MATERIALS PROVIDED:

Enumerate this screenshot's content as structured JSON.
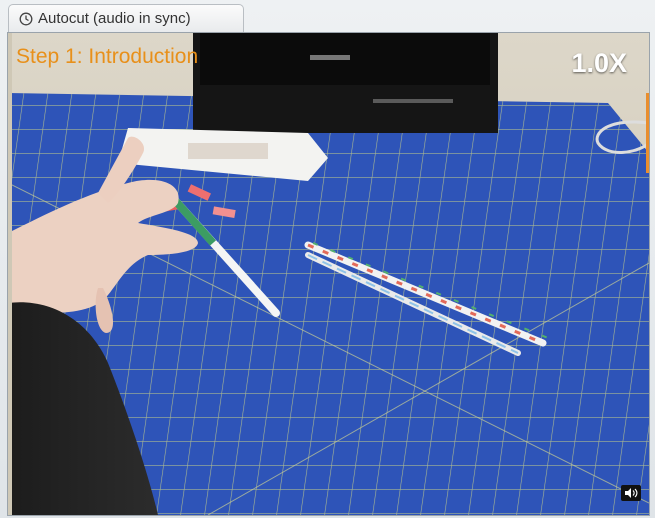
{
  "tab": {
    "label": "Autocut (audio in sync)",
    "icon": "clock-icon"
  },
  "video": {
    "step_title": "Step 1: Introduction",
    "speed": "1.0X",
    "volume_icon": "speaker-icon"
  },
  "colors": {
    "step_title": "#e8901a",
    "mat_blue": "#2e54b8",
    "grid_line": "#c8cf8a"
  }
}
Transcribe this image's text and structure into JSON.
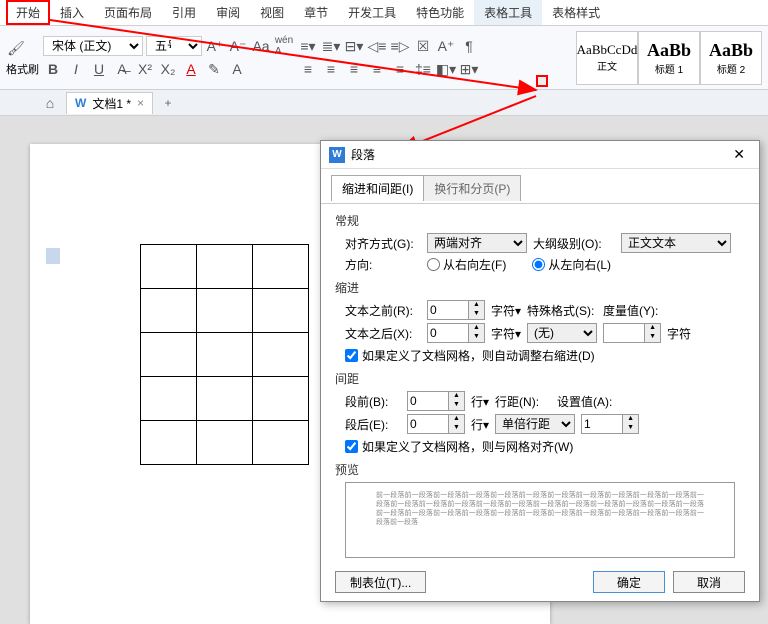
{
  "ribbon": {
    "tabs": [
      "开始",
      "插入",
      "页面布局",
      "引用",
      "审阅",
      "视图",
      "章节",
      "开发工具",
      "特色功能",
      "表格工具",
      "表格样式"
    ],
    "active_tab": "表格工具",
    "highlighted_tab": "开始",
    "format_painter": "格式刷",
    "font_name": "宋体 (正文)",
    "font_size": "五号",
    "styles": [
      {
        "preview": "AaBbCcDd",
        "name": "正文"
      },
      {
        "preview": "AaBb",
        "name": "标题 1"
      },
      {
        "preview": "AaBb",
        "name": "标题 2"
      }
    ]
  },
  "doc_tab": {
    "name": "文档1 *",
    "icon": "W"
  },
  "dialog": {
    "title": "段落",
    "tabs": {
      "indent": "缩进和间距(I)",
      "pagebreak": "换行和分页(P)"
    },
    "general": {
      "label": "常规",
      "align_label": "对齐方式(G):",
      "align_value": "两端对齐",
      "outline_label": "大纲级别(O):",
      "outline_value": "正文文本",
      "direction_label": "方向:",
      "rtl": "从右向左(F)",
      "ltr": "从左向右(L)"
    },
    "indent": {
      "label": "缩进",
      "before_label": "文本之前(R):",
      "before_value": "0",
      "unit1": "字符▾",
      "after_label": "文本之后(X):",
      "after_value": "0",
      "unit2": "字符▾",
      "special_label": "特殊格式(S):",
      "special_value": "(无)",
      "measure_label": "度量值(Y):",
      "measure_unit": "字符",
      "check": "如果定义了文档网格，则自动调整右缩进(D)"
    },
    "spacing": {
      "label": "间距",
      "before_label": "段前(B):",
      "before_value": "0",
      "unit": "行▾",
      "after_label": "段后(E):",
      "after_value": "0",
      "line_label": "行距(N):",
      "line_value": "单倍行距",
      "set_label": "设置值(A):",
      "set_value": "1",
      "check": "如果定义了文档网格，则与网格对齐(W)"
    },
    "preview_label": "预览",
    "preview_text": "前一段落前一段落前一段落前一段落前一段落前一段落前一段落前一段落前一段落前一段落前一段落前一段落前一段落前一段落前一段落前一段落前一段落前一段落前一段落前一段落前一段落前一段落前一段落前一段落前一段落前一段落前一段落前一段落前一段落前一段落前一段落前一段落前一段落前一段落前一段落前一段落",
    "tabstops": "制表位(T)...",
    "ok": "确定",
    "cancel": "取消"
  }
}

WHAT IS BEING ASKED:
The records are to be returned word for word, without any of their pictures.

SOLVED EXERCISE:
Enumerate this screenshot's content as structured JSON.
{
  "tab": {
    "label": "Autocut (audio in sync)",
    "icon": "clock-icon"
  },
  "video": {
    "step_title": "Step 1: Introduction",
    "speed": "1.0X",
    "volume_icon": "speaker-icon"
  },
  "colors": {
    "step_title": "#e8901a",
    "mat_blue": "#2e54b8",
    "grid_line": "#c8cf8a"
  }
}
Transcribe this image's text and structure into JSON.
{
  "ribbon": {
    "tabs": [
      "开始",
      "插入",
      "页面布局",
      "引用",
      "审阅",
      "视图",
      "章节",
      "开发工具",
      "特色功能",
      "表格工具",
      "表格样式"
    ],
    "active_tab": "表格工具",
    "highlighted_tab": "开始",
    "format_painter": "格式刷",
    "font_name": "宋体 (正文)",
    "font_size": "五号",
    "styles": [
      {
        "preview": "AaBbCcDd",
        "name": "正文"
      },
      {
        "preview": "AaBb",
        "name": "标题 1"
      },
      {
        "preview": "AaBb",
        "name": "标题 2"
      }
    ]
  },
  "doc_tab": {
    "name": "文档1 *",
    "icon": "W"
  },
  "dialog": {
    "title": "段落",
    "tabs": {
      "indent": "缩进和间距(I)",
      "pagebreak": "换行和分页(P)"
    },
    "general": {
      "label": "常规",
      "align_label": "对齐方式(G):",
      "align_value": "两端对齐",
      "outline_label": "大纲级别(O):",
      "outline_value": "正文文本",
      "direction_label": "方向:",
      "rtl": "从右向左(F)",
      "ltr": "从左向右(L)"
    },
    "indent": {
      "label": "缩进",
      "before_label": "文本之前(R):",
      "before_value": "0",
      "unit1": "字符▾",
      "after_label": "文本之后(X):",
      "after_value": "0",
      "unit2": "字符▾",
      "special_label": "特殊格式(S):",
      "special_value": "(无)",
      "measure_label": "度量值(Y):",
      "measure_unit": "字符",
      "check": "如果定义了文档网格，则自动调整右缩进(D)"
    },
    "spacing": {
      "label": "间距",
      "before_label": "段前(B):",
      "before_value": "0",
      "unit": "行▾",
      "after_label": "段后(E):",
      "after_value": "0",
      "line_label": "行距(N):",
      "line_value": "单倍行距",
      "set_label": "设置值(A):",
      "set_value": "1",
      "check": "如果定义了文档网格，则与网格对齐(W)"
    },
    "preview_label": "预览",
    "preview_text": "前一段落前一段落前一段落前一段落前一段落前一段落前一段落前一段落前一段落前一段落前一段落前一段落前一段落前一段落前一段落前一段落前一段落前一段落前一段落前一段落前一段落前一段落前一段落前一段落前一段落前一段落前一段落前一段落前一段落前一段落前一段落前一段落前一段落前一段落前一段落前一段落",
    "tabstops": "制表位(T)...",
    "ok": "确定",
    "cancel": "取消"
  }
}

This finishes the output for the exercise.